Wednesday, 27 February 2019


Turtle ribs fuse together with some of their vertebrae so they have to pump air in and out of the lungs with their leg muscles instead?

Another unusual feature in turtles is their limb girdles (pectoral and pelvic) have come to lie 'within' their rib cage, a feature that allows some turtles to pull its limbs inside the shell for protection. Sea turtles didn't develop this behaviour (or ability) and do not retract into their shells like other turtles.

Turtle shells are different from the armoured “shells” we see on dinosaurs like the ankylosaurs. Turtles are covered by a special bony or cartilaginous shell developed from their ribs that acts as a shield. It is fundamentally different from the armour seen on our other vertebrate pals. Turtle armour is made of dermal bone and endochondral bones of the vertebrae and rib cage.

Armadillos have armour formed by plates of dermal bone covered in relatively small, overlapping epidermal scales called "scutes," composed of bone with a covering of horn. In crocodiles, their exoskeletons form their armour. It is made of protective dermal and epidermal components that begin as rete Malpighii: a single layer of short, cylindrical cells that lose their nuclei over time as they transform into a horny layer.

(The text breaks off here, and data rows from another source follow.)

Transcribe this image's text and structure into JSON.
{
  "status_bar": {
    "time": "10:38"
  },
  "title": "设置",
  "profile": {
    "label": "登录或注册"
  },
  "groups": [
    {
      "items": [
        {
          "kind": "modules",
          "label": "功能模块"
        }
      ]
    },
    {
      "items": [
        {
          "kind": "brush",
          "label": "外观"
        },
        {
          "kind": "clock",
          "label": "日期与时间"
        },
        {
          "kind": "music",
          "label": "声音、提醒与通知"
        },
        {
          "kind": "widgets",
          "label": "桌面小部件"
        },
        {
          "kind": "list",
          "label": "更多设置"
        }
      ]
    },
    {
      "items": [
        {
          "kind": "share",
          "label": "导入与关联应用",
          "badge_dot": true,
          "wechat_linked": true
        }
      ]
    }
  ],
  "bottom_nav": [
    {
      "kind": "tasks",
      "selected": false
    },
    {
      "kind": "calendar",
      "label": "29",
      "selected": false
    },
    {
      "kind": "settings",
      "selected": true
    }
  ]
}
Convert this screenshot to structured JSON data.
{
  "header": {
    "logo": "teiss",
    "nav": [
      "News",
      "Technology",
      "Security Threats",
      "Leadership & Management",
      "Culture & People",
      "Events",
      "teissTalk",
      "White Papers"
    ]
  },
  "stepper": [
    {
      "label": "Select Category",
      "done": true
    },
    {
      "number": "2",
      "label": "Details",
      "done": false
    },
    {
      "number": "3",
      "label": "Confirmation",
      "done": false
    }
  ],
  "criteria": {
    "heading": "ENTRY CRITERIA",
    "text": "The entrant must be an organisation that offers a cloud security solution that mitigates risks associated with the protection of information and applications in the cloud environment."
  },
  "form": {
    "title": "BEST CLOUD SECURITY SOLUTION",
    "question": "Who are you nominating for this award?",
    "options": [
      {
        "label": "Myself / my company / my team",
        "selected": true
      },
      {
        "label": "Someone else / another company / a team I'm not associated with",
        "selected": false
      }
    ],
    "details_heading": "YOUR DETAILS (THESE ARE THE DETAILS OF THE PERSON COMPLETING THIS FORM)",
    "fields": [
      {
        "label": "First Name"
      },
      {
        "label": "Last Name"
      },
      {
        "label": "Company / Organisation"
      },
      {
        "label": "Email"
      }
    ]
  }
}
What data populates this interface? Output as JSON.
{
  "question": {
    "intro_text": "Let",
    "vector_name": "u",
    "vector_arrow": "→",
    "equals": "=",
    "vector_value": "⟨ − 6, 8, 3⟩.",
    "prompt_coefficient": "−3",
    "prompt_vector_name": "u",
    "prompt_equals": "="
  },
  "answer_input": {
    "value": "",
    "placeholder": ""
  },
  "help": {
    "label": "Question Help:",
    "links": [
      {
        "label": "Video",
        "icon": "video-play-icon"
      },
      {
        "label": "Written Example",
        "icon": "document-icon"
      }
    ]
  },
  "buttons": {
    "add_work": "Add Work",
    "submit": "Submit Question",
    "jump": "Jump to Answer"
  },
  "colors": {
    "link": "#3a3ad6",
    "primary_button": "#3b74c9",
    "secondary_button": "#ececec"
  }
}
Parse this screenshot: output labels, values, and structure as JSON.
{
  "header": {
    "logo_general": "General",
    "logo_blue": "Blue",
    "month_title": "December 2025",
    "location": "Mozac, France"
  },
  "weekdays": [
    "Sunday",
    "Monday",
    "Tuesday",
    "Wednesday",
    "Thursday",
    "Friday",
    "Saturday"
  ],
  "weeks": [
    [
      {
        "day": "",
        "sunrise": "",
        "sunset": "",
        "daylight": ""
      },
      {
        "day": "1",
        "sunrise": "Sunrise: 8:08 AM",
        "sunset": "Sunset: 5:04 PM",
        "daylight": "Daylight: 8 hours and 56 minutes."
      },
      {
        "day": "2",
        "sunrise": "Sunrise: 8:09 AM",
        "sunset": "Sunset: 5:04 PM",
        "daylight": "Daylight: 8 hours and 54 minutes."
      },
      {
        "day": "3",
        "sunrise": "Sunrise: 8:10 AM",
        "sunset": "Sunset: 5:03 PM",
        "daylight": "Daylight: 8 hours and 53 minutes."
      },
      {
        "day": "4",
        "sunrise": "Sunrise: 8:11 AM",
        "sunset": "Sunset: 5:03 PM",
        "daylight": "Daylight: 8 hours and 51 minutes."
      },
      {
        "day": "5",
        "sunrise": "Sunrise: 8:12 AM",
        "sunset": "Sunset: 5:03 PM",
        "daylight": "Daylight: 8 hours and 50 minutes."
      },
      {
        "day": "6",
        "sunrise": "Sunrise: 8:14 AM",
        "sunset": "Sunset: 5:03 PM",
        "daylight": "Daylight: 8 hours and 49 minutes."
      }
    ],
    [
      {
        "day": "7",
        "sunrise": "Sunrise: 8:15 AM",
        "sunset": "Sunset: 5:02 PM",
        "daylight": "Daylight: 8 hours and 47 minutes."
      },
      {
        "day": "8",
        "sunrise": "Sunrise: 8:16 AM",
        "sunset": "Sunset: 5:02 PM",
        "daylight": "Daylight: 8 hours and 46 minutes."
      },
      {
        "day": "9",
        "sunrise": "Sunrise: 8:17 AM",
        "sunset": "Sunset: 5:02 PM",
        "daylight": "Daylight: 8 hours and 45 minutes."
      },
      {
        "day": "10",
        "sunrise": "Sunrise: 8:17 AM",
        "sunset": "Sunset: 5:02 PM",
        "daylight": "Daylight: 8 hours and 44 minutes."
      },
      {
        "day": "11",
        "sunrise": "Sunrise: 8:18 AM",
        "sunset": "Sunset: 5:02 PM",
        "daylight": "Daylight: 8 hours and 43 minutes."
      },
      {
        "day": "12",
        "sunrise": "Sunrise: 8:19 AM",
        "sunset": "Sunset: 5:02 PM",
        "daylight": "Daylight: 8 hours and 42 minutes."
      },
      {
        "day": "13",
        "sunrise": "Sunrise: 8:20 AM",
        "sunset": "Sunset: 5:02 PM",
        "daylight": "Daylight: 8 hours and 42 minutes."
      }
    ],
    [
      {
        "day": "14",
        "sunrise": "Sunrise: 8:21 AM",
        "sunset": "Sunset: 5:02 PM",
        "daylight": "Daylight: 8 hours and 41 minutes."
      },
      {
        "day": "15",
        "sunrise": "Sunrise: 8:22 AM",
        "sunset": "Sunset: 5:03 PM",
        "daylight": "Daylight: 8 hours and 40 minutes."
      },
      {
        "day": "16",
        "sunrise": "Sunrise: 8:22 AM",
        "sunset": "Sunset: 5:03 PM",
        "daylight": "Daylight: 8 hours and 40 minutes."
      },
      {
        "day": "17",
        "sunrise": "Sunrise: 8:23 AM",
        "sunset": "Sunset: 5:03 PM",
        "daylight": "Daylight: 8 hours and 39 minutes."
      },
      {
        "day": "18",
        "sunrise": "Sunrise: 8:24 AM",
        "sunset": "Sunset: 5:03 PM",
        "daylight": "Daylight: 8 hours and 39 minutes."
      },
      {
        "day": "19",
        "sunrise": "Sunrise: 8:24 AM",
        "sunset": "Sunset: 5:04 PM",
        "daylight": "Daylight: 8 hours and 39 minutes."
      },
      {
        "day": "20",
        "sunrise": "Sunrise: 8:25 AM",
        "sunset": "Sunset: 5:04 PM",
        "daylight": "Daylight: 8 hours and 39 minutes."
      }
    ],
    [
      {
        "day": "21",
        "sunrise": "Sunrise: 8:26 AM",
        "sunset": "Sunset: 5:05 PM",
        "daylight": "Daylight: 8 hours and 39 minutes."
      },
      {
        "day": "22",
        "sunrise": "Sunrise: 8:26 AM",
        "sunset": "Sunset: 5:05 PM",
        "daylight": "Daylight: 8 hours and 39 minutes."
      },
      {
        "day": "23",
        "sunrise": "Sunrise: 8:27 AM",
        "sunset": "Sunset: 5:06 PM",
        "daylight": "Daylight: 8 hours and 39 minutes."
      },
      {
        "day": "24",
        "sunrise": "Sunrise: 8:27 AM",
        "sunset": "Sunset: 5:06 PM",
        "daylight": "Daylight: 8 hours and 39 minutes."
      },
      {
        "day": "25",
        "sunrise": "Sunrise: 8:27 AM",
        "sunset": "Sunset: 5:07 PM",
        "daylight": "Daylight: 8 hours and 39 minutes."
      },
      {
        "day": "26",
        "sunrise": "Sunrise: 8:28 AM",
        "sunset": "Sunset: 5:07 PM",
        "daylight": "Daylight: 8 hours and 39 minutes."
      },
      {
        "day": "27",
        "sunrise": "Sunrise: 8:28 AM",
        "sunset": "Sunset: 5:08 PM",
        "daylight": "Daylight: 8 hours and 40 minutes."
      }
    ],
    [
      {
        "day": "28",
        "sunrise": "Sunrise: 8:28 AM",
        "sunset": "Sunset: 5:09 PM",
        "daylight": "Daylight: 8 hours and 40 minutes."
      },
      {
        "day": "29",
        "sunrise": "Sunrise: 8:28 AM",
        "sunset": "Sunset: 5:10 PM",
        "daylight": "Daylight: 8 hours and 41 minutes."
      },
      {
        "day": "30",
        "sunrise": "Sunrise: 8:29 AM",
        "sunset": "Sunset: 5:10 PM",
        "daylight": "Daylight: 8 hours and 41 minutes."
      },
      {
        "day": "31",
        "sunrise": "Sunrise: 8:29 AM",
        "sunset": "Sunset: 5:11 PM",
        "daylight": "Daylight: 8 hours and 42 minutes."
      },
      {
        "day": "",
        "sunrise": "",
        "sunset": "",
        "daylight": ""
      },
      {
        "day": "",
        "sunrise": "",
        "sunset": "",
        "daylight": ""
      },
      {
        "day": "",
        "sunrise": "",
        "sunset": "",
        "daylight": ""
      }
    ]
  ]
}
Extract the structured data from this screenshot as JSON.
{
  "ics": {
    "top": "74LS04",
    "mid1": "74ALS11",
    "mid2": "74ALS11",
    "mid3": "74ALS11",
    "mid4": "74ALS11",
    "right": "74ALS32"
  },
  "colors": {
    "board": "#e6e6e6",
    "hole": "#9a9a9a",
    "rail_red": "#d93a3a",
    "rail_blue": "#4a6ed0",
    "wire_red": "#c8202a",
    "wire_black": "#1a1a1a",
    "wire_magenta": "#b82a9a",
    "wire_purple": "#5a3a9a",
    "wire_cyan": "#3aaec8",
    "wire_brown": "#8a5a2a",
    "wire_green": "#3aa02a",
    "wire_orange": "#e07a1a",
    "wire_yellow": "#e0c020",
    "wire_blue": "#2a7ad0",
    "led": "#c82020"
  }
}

Depending on the species and age of the turtle, turtles eat all kinds of food including seagrass, seaweed, crabs, jellyfish, and shrimp,. That tasty diet shows up in the composition of their armour as they have oodles of great nutrients to work with. The lovely example you see here is from the Oxford Museum collections.